With large scale coal-fuelled power-stations and the continual suspicion of anything nuclear, power generation is seeing change through many startups with brilliant ideas. Maybe one of them will become ‘The next big thing’, however, it is more likely that power solutions will be matched to the requirements of the customer rather than vast, inefficient power stations that inefficiently send electricity down inefficient cables to be inefficiently used in our homes… You get that power stations are kind of inefficient, right?
As discussed earlier, waste impacts climate change. Energy used to create something that isn’t used is considered waste which is why our society of fast spending, quick replacing, throw away culture is in this jam.
A simple yet effective business concept is to create repeat custom by producing products that have a limited lifespan. Though this may not be the only driving factor behind product design, the desire to improve and replace has become a huge problem, especially in the smartphone and tablet market.
But with sales of giants such as Apple slowing, it appears customers buying habits are changing, so too are business offerings.
Chilly’s Bottles have taken note of this change in spending attitude and created long-lasting bottles that can keep drinks hot or cold. The idea is to abandon plastic bottles in favour of having more functional, more fashionable and longer lasting solutions to on the go rehydration.
Another reflection in the market is the prevalence of reclaimed furniture, or as I used to call it, second-hand tat. By reusing such products it is not only cutting down on the carbon footprint of disposing old junk, but saves on the carbon footprint created by the manufacturing and transport of new products.
Becoming a sustainable business
Of course, it’s not just the products we create or the services that we provide that have an effect on the climate. Running a business itself takes a big role in preventing catastrophic climate change, and if simply saving the planet isn’t enough for you, remember that environmentally friendly, zero carbon footprint and renewable energies are all powerful buzz words, so to not embrace greener ways of business could well be detrimental for your brand image.
It’s not just big businesses that need to take responsibility but smaller businesses too. With a few simple changes, your business can become greener and more climate conscious. For example you could:
- Source sustainable and recycled office supplies.
- Provide recycling bins for employees, customers and cleaners.
- Organise a carpool to cut down on carbon emissions from vehicles.
- Brighten up the space with carbon dioxide gobbling plants.
For more ideas on how to cut your carbon footprint and even costs, check out these nine top ways your business can go green.
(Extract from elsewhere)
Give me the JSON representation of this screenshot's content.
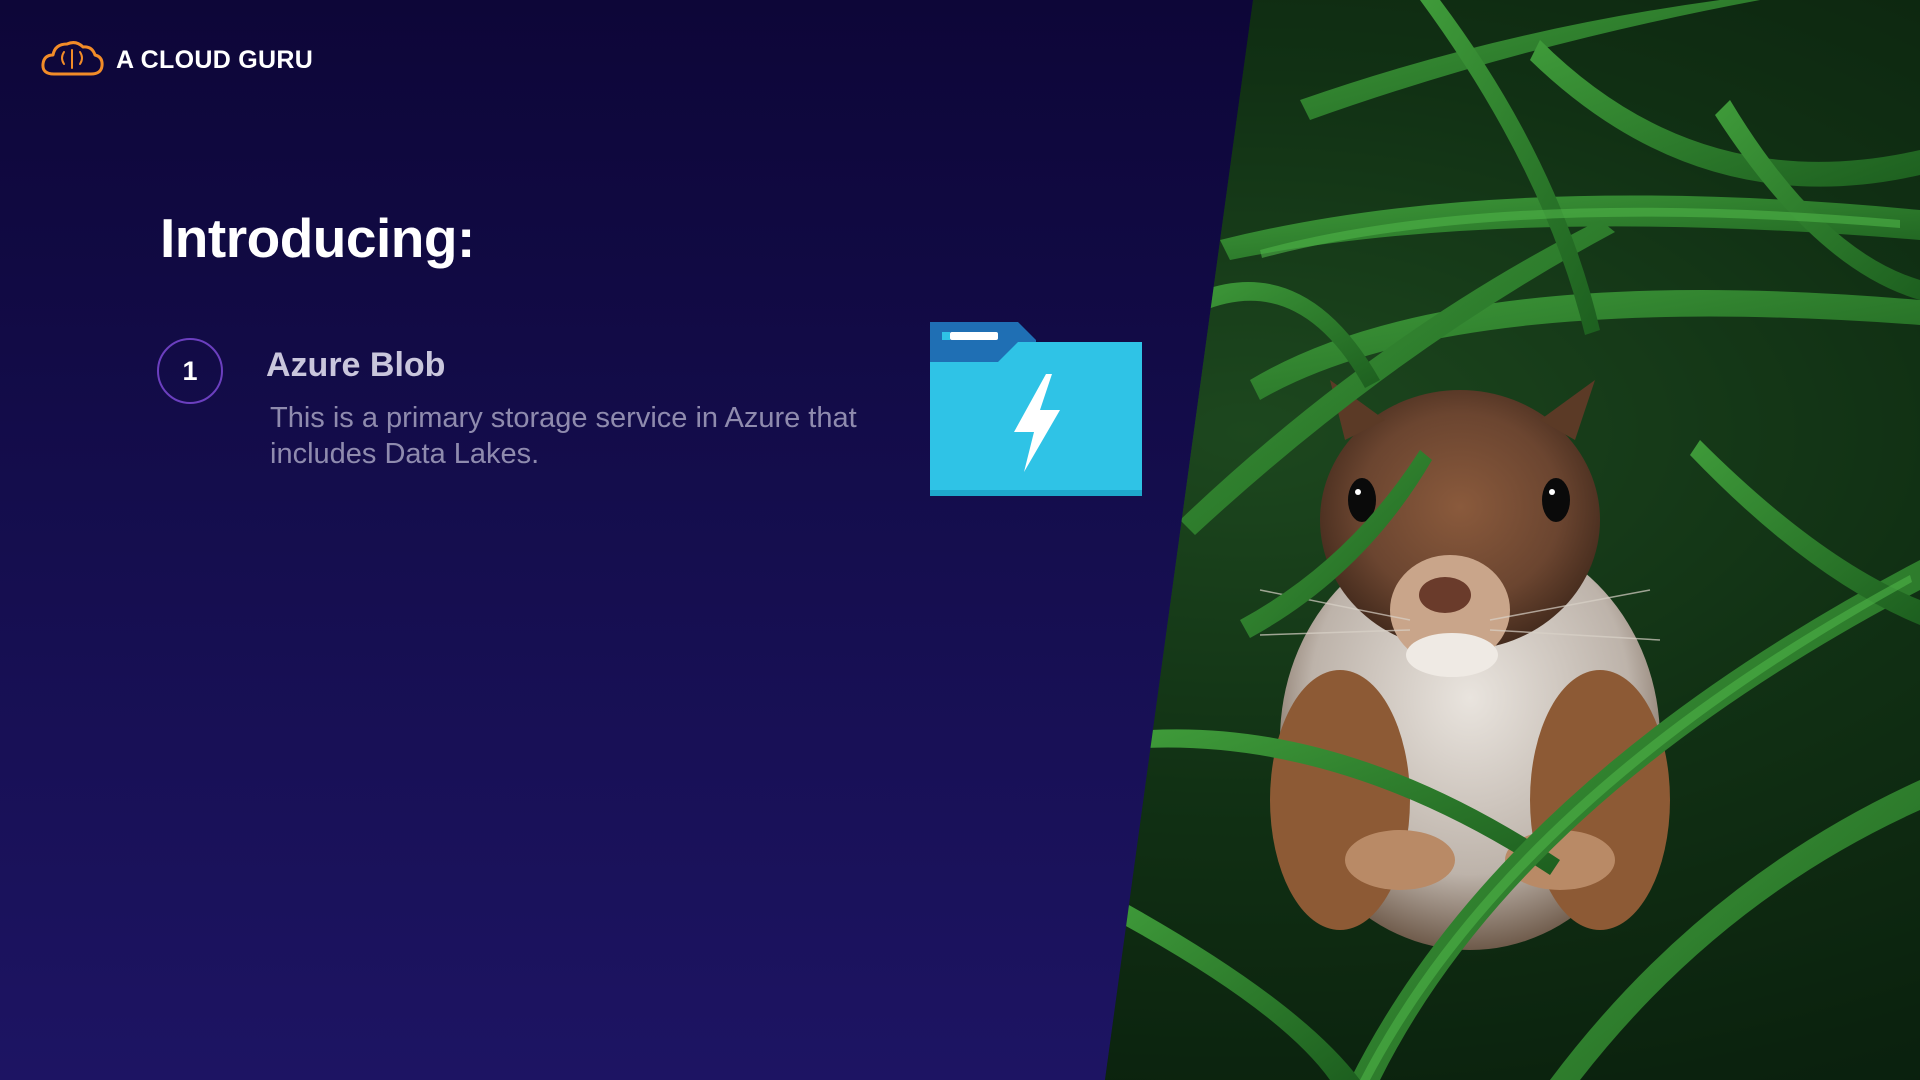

The living earth
It is undeniable that our world is under threat, with a mounting list of recent natural catastrophes, record breaking high temperatures and dwindling environments for both human and animal life. People as a whole are starting to take responsibility for their own personal effect on the environment but it will take businesses to realise this quest fully.
People, for the most part, are willing to make lifestyle changes but it has also given an opportunity for businesses to meet new and exciting markets and help to move humanity, as a whole, from the dark ages of smog filled streets out into the bright light of a cleaner tomorrow where we live, not above or beside nature, but within it.
Oliver Kennett is an author and freelance copywriter living in Bristol. A graduate in both law and engineering, he enjoys exploring science, technology and social impact through his writing. As well as clients in the technology, tourism, legal and lifestyle sectors, he has written extensively for charity. In his spare time he writes short stories and novels for children and adults in the horror, sci-fi, fantasy and humour genres.Read full profile